It’s hard to imagine a more comprehensive book about salt than Salted: A Manifesto on the World’s Most Essential Mineral, with Recipes (October 12, Ten Speed Press) by Mark Bitterman, the salt purveyor at the Meadow, an artisanal-product shop in Portland, Oregon. At 320 pages, it’s as much cookbook as textbook, divided into three large sections: a history of saltmaking (“The Life of Salt”), a reference guide covering over 150 varieties, and some tips on how to salt your foods as well as some starter recipes.
I only know two things about salt: recipes usually call for the “sea salt” kind, and always, always put it on steak. The latter Bitterman confirms in his introduction, the former he debunks, sort of: What’s often marketed as sea salt, Bitterman says, is really misclassified earth-mined crystals (take that, Morton). There are, according to the book’s classification, seven major types of artisanal salt: fleur de sel, sel gris, traditional salt, flake salt, shio, rock salt, unconventional salt, and modified salt (whatever that means). Though Bitterman claims to learn about several new salts a week, he includes detailed information on just about every one you could imagine, including flavor profiles and suggested food pairings.

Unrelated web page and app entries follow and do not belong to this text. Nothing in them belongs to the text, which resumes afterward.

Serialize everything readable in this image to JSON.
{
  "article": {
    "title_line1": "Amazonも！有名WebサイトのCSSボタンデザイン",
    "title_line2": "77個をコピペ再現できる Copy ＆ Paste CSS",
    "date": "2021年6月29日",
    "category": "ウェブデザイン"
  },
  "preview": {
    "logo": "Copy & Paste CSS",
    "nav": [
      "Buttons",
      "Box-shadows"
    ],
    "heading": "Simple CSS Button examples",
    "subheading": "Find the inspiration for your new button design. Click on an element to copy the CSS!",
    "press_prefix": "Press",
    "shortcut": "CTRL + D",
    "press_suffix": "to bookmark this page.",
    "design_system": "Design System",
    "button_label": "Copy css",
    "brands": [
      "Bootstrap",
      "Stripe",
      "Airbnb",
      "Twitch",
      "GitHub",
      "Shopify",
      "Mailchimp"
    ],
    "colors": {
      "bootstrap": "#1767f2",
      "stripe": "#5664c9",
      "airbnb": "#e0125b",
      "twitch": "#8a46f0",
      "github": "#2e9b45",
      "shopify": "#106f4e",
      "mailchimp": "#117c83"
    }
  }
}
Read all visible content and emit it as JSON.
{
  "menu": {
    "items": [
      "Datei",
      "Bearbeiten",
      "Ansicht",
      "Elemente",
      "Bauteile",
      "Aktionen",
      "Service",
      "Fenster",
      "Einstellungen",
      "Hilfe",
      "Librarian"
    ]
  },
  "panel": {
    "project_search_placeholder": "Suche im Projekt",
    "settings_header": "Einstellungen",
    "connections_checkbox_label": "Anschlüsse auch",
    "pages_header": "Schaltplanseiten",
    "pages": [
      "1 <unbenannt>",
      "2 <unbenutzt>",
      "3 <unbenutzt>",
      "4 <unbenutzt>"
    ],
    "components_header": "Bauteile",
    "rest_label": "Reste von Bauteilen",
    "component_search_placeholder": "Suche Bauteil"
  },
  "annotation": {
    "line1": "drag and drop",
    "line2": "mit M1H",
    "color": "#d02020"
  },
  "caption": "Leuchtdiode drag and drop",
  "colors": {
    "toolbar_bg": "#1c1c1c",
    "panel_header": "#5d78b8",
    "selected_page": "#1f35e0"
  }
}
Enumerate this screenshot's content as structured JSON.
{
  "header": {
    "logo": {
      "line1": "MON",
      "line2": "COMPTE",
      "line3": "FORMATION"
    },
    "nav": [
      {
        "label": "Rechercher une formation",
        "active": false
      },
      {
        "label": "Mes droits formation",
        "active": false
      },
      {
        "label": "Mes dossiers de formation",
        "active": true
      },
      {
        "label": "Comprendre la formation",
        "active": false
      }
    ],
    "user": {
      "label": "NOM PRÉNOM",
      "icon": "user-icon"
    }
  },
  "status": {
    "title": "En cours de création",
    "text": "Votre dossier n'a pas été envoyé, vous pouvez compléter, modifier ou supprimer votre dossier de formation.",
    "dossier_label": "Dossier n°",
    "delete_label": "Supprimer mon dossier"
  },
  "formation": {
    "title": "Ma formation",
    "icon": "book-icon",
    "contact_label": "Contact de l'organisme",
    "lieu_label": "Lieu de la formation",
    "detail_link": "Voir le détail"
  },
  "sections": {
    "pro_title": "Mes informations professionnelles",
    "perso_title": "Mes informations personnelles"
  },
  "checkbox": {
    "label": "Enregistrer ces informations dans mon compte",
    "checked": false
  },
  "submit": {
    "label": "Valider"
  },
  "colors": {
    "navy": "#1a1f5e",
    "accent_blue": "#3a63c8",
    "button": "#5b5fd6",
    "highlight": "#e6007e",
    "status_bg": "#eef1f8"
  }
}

To better understand Bitterman’s obsession with salt, I took the book to a local supermarket and checked out what kinds of artisanal salts were available. They had a few on hand, including several brands of fleur de sel and Himalayan pink. But I chose the Maldon, an $8 English flake salt that seemed versatile enough — Bitterman recommends it with raw vegetables but says it’s good “almost anywhere else.” He also says it’s “harsh” and “minerally,” which is true: When you take it out of the box, the flakes look almost impossibly big and rocky. They taste a little abrasive but not unpleasant. This is salt you notice — great for throwing on food, not so great for licking with tequila shots.
The book uses Maldon in a butter leaf salad, but that seemed boring, so instead I substituted it in the steak tartare recipe. Making the tartare is easy enough: The hardest part is slicing up the beef tenderloin into small pieces (uncooked steak can be a little difficult to cut). After mixing in a dollop of Dijon, some Worcestershire sauce, and pepper, you form the beef into small mounds on plates and serve it with a few accompaniments: a raw egg yolk on top, chopped onions and chives, anchovies and capers mashed in olive oil and sherry vinegar, more mustard, and of course, salt. The whole process takes about half an hour. Mix it all together with a fork and serve on toast.
The tartare was great: acidic, fresh, crunchy. But while it tasted like lots of things — mustard, vinegar, egg yolk — least of them was salt. The Maldon gets a little lost among all the other strong ingredients. It’d work better on a simply cooked New York strip, or some roasted vegetables. It makes sense that most of the other recipes stick to just a few ingredients — the book is great as an introduction (albeit a somewhat overwhelming one) to the many kinds of salt out there, but it’s not necessarily the best way to prepare dinner.
As an experiment, I also tried sprinkling the salt on some asparagus with olive oil and lemon juice and throwing it in the oven on 350 degrees for about ten minutes. Roasted asparagus makes the perfect salt dish, as it turns out: It’s simple, fresh, and it doesn’t need much. The harshness of the Maldon, with the lightness of the vegetables and lemon, was just about perfect.